Prof. SAW Seang-Me
Professor, Duke-NUS Medical School, Singapore
Head of Myopia Unit, Singapore Eye Research Institute
Presentation Topic - Strategies and Public Health Policies on Myopia
Myopia is fast becoming a global public health burden with its increasing prevalence, particularly in developed countries. Globally, the prevalence of myopia and high myopia (HM) is 28.3% and 4.0%, respectively, and these numbers are estimated to increase to 49.8% for myopia and 9.8% for HM by 2050. The burden of myopia is tremendous as adults with HM are more likely to develop pathologic myopia (PM) changes that can lead to blindness. Accordingly, preventive measures are necessary for each step of myopia progression toward vision loss.
Approaches to prevent myopia-related blindness should therefore attempt to
1. prevent or delay the onset of myopia among children - by increased outdoor time
2. stunt progression from low/mild myopia to HM – through optical (e.g. defocus incorporated soft contact, orthokeratology, and progressive-additional lenses) and pharmacological (e.g. low dose of atropine) interventions
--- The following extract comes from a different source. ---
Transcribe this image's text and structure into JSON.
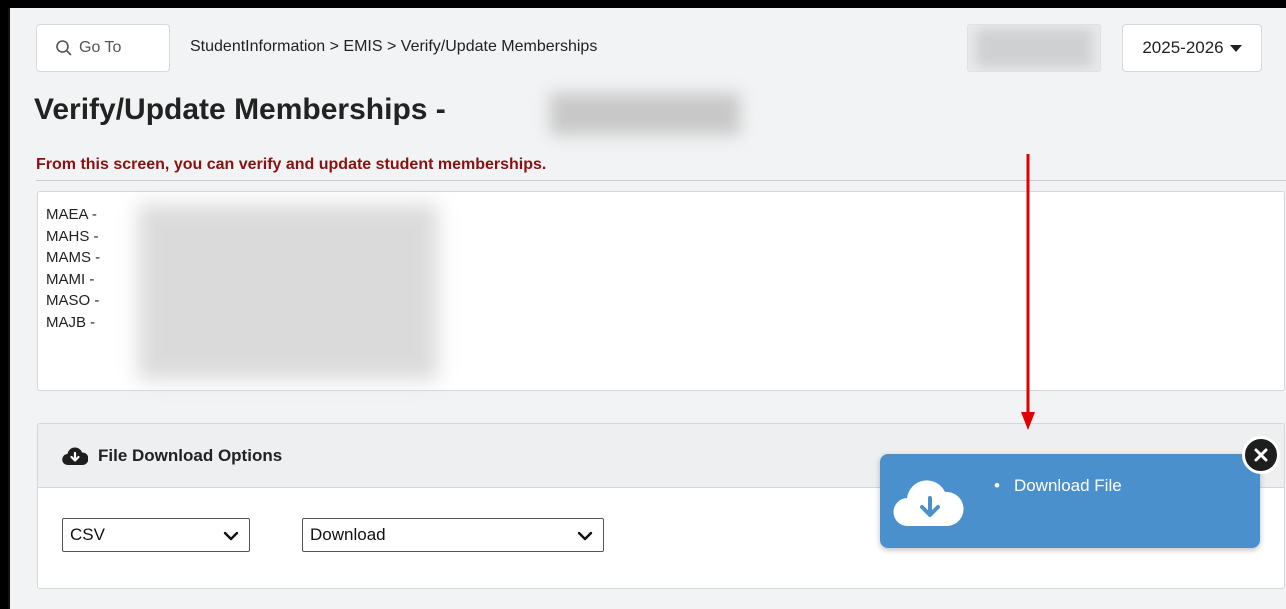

3. stunt progression from HM to PM – through medical/surgical treatments (e.g. anti-vascular endothelial growth actor therapies, macula buckling and scleral crosslinking). Recent clinical trials aiming for retarding myopia progression have shown encouraging results.